> **ASSIGNMENT**:
Gather each line in the entries that includes the string "category".

> **INPUT DATA**:
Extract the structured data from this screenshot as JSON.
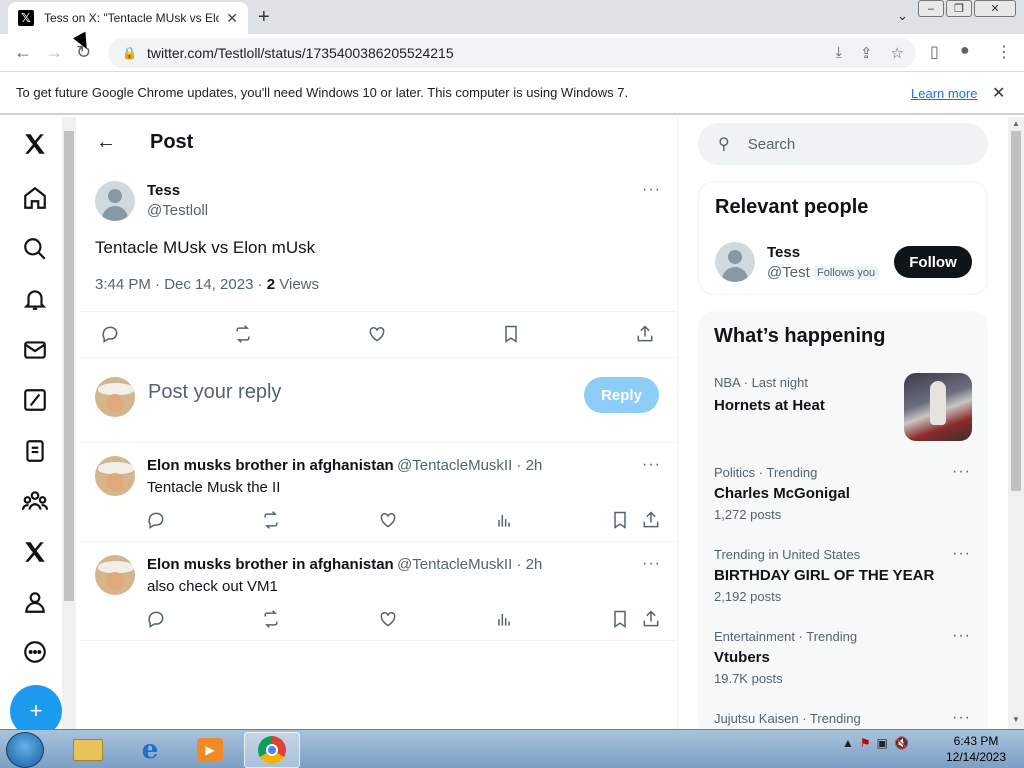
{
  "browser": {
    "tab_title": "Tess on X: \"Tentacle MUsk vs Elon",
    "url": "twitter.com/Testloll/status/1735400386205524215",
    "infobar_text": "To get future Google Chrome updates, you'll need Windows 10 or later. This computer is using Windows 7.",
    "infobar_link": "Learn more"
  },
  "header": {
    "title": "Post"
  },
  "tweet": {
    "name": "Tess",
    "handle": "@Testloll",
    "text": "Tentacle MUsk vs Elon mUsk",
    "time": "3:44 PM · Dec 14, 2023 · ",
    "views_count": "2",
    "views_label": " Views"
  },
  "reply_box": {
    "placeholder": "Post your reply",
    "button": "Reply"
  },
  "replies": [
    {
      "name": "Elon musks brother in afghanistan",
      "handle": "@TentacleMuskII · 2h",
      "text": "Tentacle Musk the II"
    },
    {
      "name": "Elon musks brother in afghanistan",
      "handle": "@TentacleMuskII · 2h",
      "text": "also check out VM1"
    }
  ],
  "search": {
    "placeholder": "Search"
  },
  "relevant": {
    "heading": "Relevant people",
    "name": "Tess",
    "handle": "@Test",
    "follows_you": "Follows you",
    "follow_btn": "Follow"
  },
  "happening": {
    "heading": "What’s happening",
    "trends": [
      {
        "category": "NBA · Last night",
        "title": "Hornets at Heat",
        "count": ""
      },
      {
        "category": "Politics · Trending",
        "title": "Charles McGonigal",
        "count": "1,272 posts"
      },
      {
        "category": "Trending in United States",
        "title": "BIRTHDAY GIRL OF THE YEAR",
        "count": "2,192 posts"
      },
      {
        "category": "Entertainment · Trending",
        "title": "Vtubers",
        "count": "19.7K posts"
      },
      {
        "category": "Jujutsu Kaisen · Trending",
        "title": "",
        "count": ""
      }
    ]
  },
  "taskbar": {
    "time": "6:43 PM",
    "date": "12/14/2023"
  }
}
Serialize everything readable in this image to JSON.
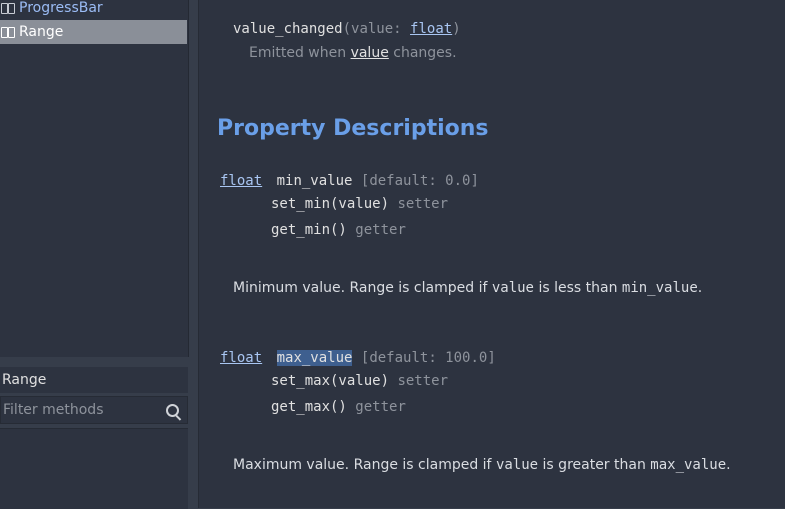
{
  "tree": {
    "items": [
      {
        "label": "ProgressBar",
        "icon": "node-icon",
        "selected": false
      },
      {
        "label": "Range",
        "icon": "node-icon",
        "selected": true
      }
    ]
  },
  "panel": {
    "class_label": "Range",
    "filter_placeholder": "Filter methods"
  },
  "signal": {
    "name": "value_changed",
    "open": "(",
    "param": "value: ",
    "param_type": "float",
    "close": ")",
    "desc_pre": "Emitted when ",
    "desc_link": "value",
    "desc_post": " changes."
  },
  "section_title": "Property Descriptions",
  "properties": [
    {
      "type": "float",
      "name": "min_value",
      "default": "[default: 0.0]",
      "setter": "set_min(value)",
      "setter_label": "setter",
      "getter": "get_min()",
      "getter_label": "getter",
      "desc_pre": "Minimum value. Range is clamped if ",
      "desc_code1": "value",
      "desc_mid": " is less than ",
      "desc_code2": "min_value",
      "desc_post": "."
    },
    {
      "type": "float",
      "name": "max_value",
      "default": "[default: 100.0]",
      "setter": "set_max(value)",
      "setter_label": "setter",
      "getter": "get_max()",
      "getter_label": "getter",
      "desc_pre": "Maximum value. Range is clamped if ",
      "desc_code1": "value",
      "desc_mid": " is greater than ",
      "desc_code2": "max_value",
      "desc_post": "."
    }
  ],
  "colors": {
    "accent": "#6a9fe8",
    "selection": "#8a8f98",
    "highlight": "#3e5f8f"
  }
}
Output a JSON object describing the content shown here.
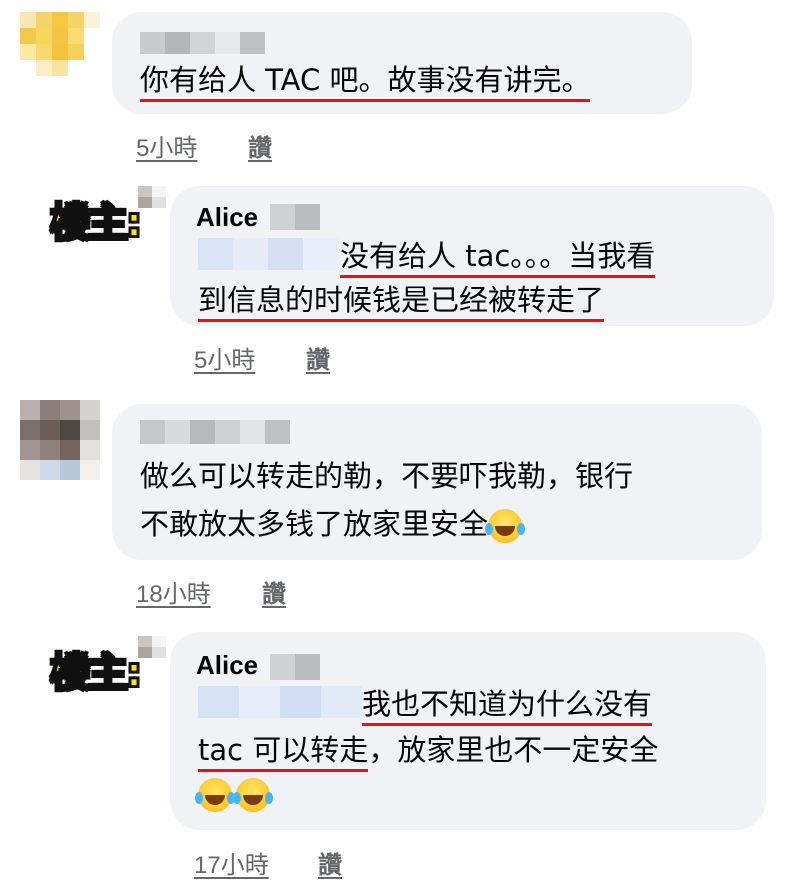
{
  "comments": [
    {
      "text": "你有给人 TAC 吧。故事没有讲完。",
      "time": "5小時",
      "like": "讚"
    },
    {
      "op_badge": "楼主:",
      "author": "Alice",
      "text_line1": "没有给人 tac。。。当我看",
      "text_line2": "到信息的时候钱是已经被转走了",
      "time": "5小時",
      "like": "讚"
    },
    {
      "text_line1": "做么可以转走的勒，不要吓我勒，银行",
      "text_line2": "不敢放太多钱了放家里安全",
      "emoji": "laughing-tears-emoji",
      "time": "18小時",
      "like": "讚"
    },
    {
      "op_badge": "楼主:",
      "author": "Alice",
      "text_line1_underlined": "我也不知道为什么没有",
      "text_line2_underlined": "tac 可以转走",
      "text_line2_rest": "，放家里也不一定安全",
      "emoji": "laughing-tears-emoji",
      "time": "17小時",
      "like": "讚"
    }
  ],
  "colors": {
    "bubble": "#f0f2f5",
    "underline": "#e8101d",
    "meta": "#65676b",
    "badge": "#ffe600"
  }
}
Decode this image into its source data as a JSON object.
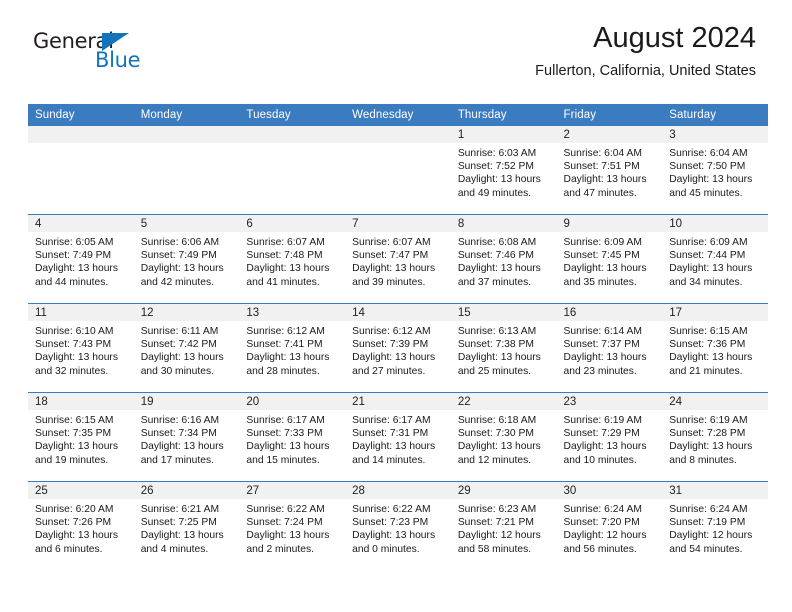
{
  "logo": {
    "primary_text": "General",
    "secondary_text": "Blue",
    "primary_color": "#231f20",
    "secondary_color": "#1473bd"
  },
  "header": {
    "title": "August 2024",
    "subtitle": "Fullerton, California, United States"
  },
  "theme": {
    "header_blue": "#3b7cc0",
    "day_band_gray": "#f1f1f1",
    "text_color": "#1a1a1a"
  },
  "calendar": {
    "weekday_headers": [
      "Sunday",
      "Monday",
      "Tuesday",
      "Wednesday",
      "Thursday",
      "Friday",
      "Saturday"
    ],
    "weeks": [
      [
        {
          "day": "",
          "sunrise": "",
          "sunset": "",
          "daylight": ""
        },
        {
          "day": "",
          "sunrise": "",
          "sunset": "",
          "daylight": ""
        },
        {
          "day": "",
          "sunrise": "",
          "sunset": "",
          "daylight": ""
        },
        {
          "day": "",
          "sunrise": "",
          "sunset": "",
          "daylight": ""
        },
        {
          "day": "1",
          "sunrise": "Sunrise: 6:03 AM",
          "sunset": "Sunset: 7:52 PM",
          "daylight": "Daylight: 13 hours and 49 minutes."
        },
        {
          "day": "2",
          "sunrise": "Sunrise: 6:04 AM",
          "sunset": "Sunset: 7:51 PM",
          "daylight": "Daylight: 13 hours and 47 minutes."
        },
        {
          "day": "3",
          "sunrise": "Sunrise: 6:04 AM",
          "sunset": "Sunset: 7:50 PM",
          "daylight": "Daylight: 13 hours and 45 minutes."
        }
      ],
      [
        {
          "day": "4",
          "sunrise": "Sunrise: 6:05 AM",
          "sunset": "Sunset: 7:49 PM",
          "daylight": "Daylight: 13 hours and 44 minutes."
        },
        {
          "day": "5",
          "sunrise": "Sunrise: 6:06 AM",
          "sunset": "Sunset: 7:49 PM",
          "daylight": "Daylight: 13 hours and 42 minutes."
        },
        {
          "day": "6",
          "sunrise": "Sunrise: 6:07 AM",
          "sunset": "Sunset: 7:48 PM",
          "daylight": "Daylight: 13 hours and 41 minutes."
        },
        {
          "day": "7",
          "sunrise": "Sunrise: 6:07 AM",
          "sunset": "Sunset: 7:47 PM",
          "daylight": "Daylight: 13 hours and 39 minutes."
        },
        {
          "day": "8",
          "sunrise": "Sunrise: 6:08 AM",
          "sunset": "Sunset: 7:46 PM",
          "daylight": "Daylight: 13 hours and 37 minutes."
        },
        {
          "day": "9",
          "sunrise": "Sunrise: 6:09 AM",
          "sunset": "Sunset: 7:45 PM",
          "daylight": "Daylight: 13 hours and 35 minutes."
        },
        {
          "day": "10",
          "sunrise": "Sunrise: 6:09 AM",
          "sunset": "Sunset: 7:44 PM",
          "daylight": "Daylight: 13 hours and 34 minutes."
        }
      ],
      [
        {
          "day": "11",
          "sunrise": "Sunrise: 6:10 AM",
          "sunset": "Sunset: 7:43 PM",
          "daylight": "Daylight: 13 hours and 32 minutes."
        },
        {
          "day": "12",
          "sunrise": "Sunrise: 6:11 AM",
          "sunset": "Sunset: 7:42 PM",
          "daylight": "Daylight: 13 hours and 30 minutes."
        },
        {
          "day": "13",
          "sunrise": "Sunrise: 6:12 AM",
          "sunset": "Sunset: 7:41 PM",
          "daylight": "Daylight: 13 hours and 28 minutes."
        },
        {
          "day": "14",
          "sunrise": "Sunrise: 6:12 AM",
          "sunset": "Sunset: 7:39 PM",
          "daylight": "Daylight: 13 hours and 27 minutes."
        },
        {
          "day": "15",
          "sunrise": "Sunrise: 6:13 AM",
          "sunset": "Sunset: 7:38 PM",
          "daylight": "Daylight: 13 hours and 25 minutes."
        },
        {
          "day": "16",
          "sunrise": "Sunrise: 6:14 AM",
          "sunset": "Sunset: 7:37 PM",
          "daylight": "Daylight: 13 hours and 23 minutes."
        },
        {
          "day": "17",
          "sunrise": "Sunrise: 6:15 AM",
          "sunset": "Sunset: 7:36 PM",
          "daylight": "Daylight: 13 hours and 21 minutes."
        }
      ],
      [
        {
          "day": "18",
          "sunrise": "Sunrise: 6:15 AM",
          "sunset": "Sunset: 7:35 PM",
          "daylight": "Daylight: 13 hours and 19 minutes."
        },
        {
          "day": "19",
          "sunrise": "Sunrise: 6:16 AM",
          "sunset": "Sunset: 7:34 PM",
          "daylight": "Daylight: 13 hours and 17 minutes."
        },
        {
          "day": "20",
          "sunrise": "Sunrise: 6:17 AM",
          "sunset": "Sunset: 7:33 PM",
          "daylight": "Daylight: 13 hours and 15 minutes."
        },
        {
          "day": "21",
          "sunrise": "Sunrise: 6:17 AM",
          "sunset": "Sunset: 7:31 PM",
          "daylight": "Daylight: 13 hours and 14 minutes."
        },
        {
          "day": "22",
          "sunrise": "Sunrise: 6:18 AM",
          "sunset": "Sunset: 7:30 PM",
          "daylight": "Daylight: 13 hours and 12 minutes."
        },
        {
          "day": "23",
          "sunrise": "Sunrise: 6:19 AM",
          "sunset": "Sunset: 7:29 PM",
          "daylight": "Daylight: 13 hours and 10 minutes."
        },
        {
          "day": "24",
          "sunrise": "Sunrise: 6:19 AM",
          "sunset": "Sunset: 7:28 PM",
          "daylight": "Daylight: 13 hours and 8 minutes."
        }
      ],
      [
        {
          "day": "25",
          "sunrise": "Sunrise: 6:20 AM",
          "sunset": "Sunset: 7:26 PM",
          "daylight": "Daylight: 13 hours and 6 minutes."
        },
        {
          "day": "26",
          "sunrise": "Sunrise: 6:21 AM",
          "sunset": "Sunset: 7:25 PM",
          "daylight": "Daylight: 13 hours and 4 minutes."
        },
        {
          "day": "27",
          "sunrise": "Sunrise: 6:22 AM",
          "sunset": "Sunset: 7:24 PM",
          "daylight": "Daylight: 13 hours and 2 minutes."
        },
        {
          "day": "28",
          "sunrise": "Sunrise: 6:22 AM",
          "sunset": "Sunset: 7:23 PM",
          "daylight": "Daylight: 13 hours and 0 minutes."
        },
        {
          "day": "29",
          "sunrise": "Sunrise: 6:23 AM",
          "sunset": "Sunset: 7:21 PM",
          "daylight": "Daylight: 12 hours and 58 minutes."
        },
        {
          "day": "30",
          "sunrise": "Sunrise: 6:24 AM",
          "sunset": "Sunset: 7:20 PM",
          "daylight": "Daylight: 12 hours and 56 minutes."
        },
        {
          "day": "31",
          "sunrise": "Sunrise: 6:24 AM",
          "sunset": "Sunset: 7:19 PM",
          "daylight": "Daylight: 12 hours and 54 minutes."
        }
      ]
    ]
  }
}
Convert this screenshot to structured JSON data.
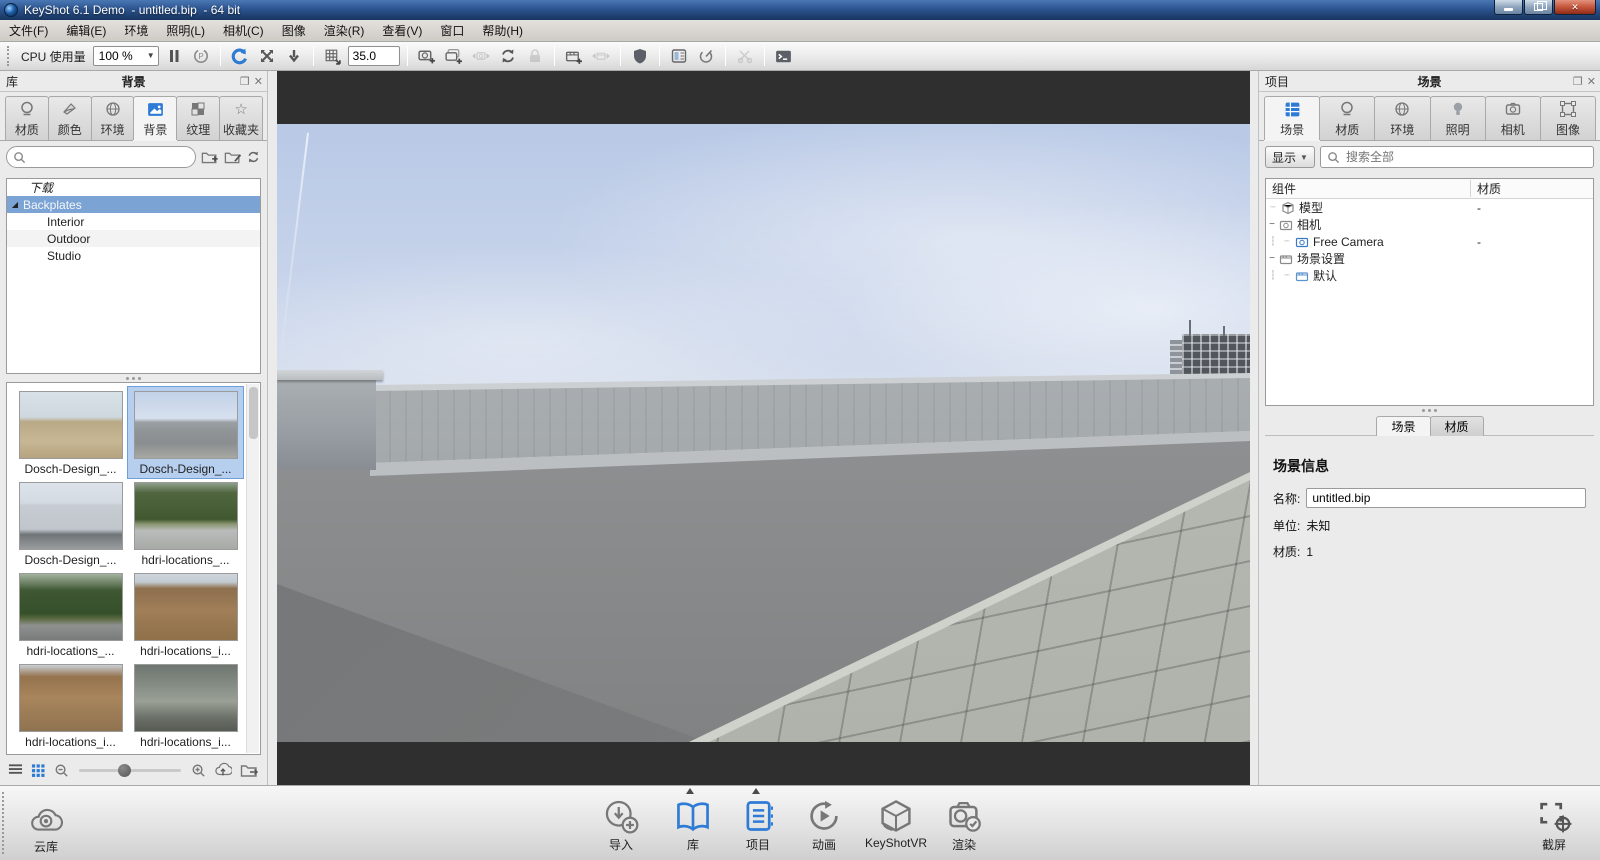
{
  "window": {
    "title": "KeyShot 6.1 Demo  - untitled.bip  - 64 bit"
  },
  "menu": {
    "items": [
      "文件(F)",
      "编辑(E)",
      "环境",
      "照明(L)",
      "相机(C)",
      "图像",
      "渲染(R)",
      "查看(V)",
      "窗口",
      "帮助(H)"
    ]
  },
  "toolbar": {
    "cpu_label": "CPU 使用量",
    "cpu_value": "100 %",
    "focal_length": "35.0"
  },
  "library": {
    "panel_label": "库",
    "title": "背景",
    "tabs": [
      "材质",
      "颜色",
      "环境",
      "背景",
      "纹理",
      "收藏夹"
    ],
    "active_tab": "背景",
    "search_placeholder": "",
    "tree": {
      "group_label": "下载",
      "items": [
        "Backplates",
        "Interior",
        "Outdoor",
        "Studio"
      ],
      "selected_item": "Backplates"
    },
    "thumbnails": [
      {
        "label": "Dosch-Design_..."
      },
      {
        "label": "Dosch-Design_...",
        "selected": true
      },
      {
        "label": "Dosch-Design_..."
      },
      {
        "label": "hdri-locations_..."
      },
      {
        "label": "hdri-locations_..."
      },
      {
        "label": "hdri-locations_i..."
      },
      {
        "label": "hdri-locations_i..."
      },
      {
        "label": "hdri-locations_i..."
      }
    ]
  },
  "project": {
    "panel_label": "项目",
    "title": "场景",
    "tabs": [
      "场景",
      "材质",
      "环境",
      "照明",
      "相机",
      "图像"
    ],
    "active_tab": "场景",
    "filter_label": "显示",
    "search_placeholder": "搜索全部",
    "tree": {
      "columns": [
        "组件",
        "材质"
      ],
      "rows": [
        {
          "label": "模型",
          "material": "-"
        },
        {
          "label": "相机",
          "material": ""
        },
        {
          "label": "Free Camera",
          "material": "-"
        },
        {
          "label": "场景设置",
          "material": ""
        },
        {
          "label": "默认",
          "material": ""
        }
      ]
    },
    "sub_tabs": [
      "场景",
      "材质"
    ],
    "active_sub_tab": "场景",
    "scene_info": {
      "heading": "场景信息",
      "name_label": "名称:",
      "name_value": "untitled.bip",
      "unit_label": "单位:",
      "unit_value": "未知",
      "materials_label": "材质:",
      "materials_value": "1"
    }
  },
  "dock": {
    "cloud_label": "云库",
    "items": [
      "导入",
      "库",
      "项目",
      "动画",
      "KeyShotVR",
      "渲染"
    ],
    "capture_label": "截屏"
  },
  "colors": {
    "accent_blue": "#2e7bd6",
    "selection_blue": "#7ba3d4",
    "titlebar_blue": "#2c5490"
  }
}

> **OUTPUT OF THE TASK**:
        "category": "NBA · Last night",
        "category": "Politics · Trending",
        "category": "Trending in United States",
        "category": "Entertainment · Trending",
        "category": "Jujutsu Kaisen · Trending",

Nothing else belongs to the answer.